Now here’s the killer statistic: All lending booms so far have ended in busts in which some of the sovereign beneficiaries defaulted.

Just over ten years ago, a dramatic change in the level and cost of banking loans from the US began. Shortly after that, the euro was born, and its central bank (the ECB) began a whole new package and direction of cheap loans to 27 countries. Those events alone probably ensured that what we are experiencing now was inevitable from the moment it started. But the historical point to take on board is this: should the EU (and the global economy in general) survive the current crisis without a single default, this would be a first in modern history. Given that the size and dual nature of this latest capital flow change is way beyond anything seen on such a scale before, I venture to suggest that somebody, somewhere is going to default bigtime. Most likely is that there will be several such ‘victims’.

It would be nice to think that the banking business had learned something from this history, but clearly it hasn’t. However, what did it do on the 37 other occasions in recent times when the sovereign borrowers went belly-up?

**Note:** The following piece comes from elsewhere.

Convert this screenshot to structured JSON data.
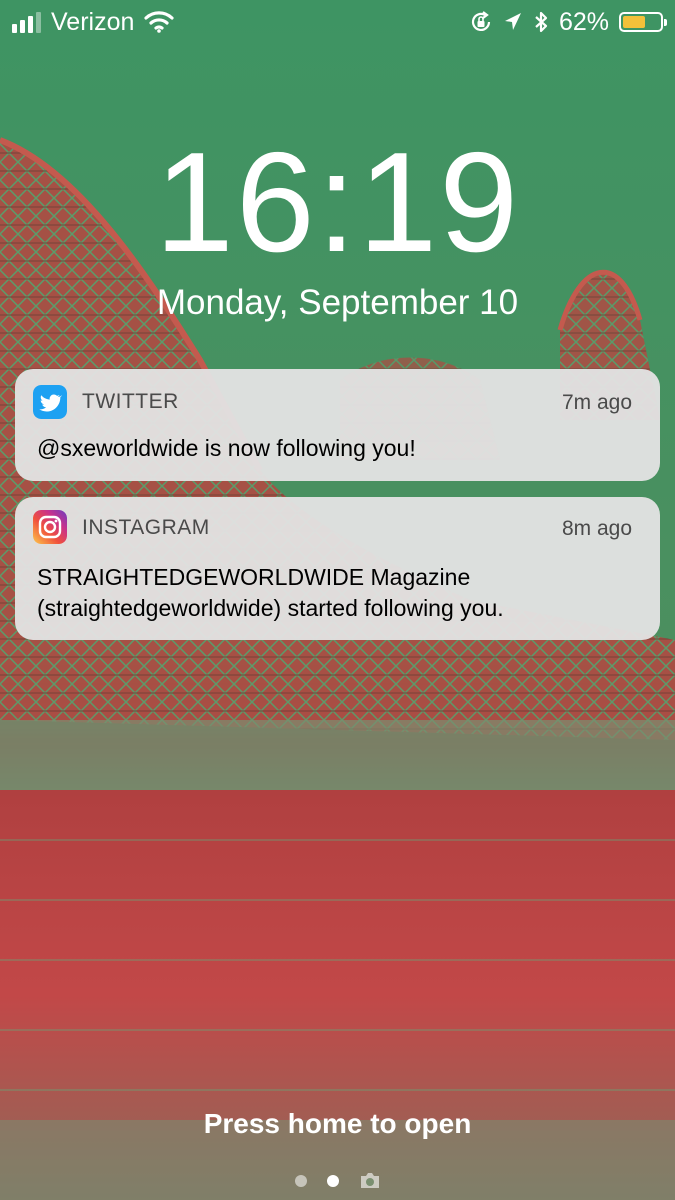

The short answer is, nothing much. Starting pretty much soon after its 1998 default for example, Russia (a marginally bigger player than either Greece or Hungary) began a decade of unparalleled economic growth. Nearly a decade after Argentina defaulted owing $81 billion, disgruntled creditors are still chasing their money. The litigation, and Argentina’s defiance in the face of judgments against it, complicate its plans to return to international capital markets, but how is the economy doing?

While Argentina still has few financial ties with the world and very little bank credit, contrary to repeated forecasts of doom from orthodox economists, the economy is roaring ahead. Although hit by post-Lehmanism in 2009, when the economy contracted by 2-2.5%, independent economists believe the economy there grew over 6% in 2010.  Tax revenues are rising steeply, and reserves have climbed to $50 billion, thanks to a healthy trade surplus….despite the steady flight of capital from Argentina. Since the 2002 default, Argentine GDP has grown by 79.5%

Is there evidence here that leaving ‘The System’ through force majeur can also be a good thing? Maybe: I am not suggesting that Argentina represents the best-balanced economy in the known Universe. Far from it: there too the central bank has been plundered, and votes bought with crazy expansionist expenditure….more Erdoganomics.

But that’s not the point I’m trying to illustrate. My thesis is that there is life after telling the IMF, the EU and Uncle Tom Goldman to get stuffed. And this is not something a credit-driven version of capitalism wants people to discover.

Time to draw some conclusions.

There is prima facie evidence presented here to suggest that what is at stake in the seemingly never-ending EU-contagion-global-collapse scenario is not real damage to citizens, social structures or even sovereign success as a trading concern. Rather, the game is one of globalophiles and banking firms terrifying the crap out of everyone such that a precedent is not set: ‘there must be no forgiveness, no welching, and no deviation – otherwise they will see that chicken-licken was wrong’.

The two shibboleths being tested right now are absolute EU power demands obedience; and absolute lender/bondholder power demands repayment. Only a fate consisting of one’s jugular being torn out by wolves awaits those who disobey these diktats.

I would submit that, far from supporting those assertions, history suggests very strongly that they are complete bunk. Perhaps even Henry Ford himself might have delighted in that conclusion.